**Data extracts**.
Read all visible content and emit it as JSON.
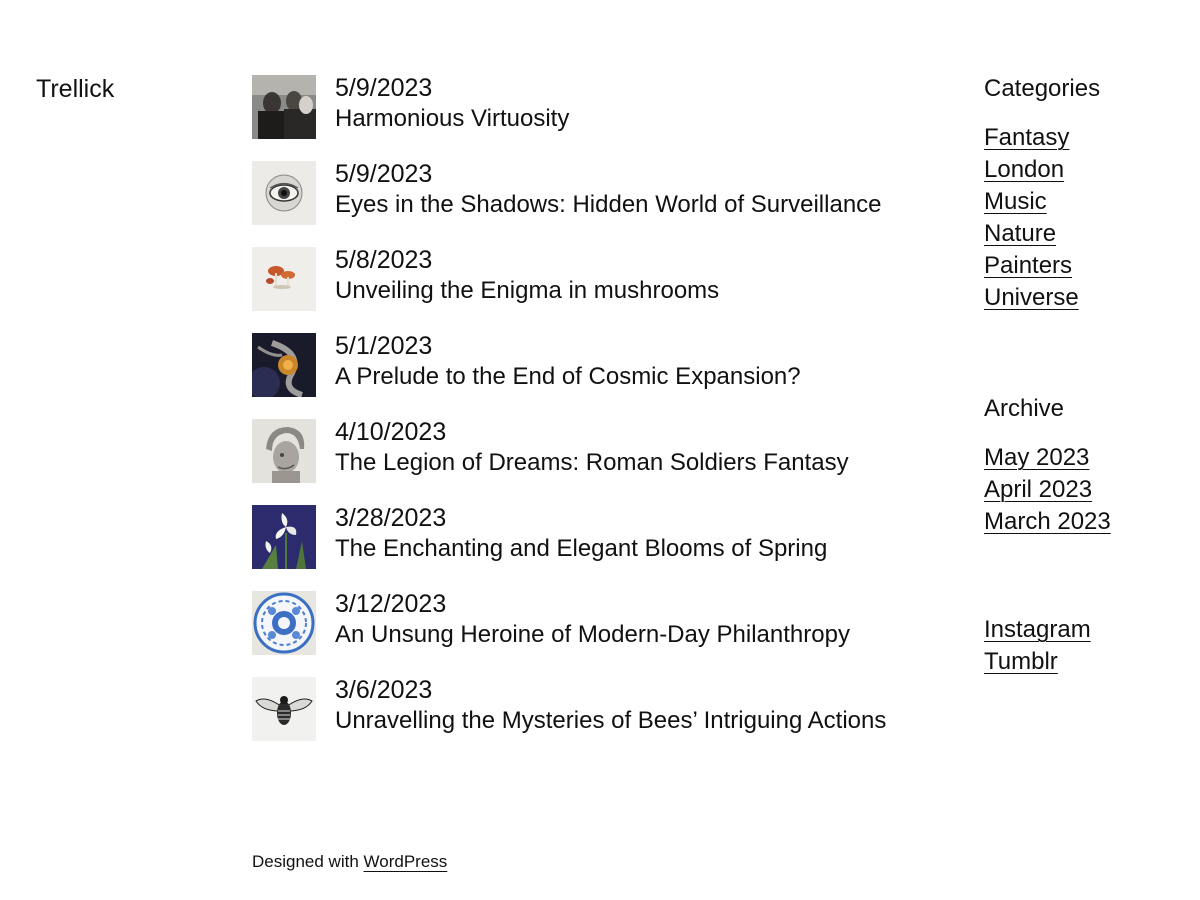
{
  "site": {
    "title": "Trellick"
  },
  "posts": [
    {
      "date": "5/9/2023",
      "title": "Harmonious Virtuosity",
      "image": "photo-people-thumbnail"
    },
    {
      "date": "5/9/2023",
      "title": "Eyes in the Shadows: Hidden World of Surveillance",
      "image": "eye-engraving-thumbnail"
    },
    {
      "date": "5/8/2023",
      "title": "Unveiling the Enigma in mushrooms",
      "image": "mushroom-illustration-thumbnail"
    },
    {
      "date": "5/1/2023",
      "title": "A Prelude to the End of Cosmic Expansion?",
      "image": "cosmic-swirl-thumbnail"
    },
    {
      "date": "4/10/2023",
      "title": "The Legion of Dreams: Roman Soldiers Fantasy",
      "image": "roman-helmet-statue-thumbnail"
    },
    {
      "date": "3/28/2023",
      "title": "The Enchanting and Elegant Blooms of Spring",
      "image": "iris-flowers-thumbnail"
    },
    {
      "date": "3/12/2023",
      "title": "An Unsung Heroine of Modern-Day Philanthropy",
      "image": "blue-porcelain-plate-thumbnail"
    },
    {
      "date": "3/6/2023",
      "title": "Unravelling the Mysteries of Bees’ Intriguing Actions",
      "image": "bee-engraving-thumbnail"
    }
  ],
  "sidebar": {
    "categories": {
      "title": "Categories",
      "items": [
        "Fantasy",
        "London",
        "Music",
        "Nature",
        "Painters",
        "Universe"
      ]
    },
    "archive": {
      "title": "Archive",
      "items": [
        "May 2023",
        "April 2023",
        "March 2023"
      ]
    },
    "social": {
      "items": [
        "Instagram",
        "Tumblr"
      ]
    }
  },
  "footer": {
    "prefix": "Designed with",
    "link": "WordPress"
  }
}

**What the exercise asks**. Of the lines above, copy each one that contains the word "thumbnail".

**Exercise response**.
      "image": "photo-people-thumbnail"
      "image": "eye-engraving-thumbnail"
      "image": "mushroom-illustration-thumbnail"
      "image": "cosmic-swirl-thumbnail"
      "image": "roman-helmet-statue-thumbnail"
      "image": "iris-flowers-thumbnail"
      "image": "blue-porcelain-plate-thumbnail"
      "image": "bee-engraving-thumbnail"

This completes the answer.